Comparative algal genomics often relies on predicted genes from de novo assembled genomes. However, the artifacts introduced by different gene-prediction approaches, and their impact on comparative genomic analysis remain poorly understood. Here, using available genome data from six dinoflagellate species in the Symbiodiniaceae, we identified methodological biases in the published genes that were predicted using different approaches and putative contaminant sequences in the published genome assemblies. We developed and applied a comprehensive customized workflow to predict genes from these genomes. The observed variation among predicted genes resulting from our workflow agreed with current understanding of phylogenetic relationships among these taxa, whereas the variation among the previously published genes was largely biased by the distinct approaches used in each instance. Importantly, these biases affect the inference of homologous gene families and synteny among genomes, thus impacting biological interpretation of these data.
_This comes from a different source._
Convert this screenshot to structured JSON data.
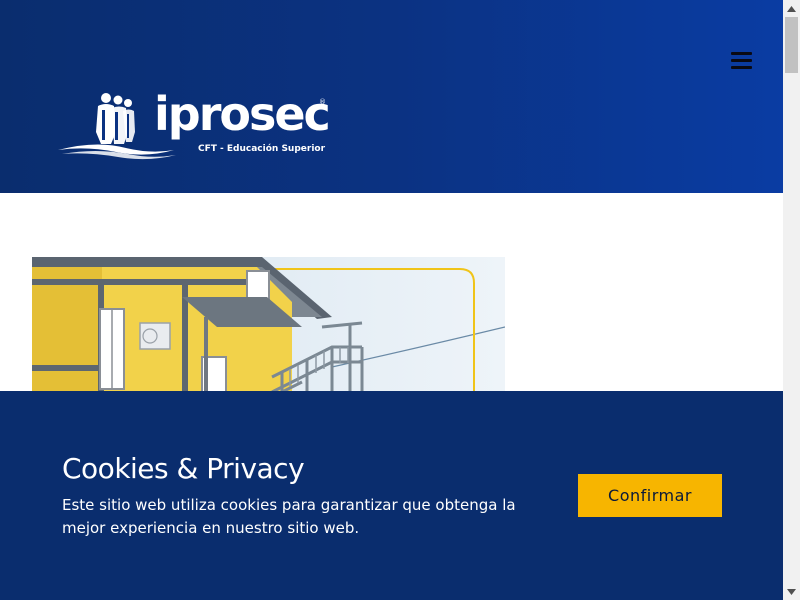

Our results demonstrate that a consistent gene-prediction approach is critical for comparative analysis of dinoflagellate genomes.
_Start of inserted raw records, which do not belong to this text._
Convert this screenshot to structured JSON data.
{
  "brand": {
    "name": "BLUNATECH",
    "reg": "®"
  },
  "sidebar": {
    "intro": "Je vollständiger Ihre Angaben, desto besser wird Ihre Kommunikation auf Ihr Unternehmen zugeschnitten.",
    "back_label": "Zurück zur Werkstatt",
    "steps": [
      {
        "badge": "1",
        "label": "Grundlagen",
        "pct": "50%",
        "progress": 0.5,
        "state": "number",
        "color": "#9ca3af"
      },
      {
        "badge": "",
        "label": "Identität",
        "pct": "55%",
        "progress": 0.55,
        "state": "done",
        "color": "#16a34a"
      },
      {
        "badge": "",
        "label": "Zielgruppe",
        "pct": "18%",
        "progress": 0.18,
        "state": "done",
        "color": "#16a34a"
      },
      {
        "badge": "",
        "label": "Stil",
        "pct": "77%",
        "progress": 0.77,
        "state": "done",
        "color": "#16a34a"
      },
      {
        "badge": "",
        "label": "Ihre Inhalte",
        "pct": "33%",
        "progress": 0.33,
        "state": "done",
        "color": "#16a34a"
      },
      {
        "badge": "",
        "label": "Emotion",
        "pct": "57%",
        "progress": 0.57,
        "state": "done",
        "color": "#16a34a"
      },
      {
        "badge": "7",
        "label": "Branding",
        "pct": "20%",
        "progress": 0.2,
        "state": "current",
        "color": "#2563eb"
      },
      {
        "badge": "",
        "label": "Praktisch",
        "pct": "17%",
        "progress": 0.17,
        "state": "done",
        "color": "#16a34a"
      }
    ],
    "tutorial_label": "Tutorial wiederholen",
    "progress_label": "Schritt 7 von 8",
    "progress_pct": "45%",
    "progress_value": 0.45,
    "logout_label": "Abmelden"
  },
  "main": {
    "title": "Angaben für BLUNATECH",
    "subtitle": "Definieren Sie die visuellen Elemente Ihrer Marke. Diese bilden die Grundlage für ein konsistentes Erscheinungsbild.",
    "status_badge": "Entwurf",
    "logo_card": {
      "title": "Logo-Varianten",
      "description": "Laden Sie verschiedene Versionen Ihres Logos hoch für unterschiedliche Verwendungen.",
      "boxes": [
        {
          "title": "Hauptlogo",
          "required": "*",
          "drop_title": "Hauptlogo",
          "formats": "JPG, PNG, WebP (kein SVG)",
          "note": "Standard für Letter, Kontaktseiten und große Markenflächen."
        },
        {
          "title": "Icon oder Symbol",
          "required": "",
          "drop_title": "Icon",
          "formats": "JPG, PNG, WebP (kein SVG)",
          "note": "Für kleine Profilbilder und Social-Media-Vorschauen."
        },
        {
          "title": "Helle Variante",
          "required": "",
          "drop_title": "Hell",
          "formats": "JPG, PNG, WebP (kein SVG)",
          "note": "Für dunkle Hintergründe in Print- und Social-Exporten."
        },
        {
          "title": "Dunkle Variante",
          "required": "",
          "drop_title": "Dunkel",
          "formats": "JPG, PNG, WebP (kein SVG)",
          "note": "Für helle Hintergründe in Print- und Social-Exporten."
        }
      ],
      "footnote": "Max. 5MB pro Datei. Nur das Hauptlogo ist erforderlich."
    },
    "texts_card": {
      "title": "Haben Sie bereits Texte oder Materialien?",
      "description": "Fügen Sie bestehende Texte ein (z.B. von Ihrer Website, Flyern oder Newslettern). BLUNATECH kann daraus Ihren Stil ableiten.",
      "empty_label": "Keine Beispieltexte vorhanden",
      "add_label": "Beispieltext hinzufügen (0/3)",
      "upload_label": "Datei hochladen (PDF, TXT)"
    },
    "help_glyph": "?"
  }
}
© 2020 The Authors. Journal of Phycology published by Wiley Periodicals, Inc. on behalf of Phycological Society of America.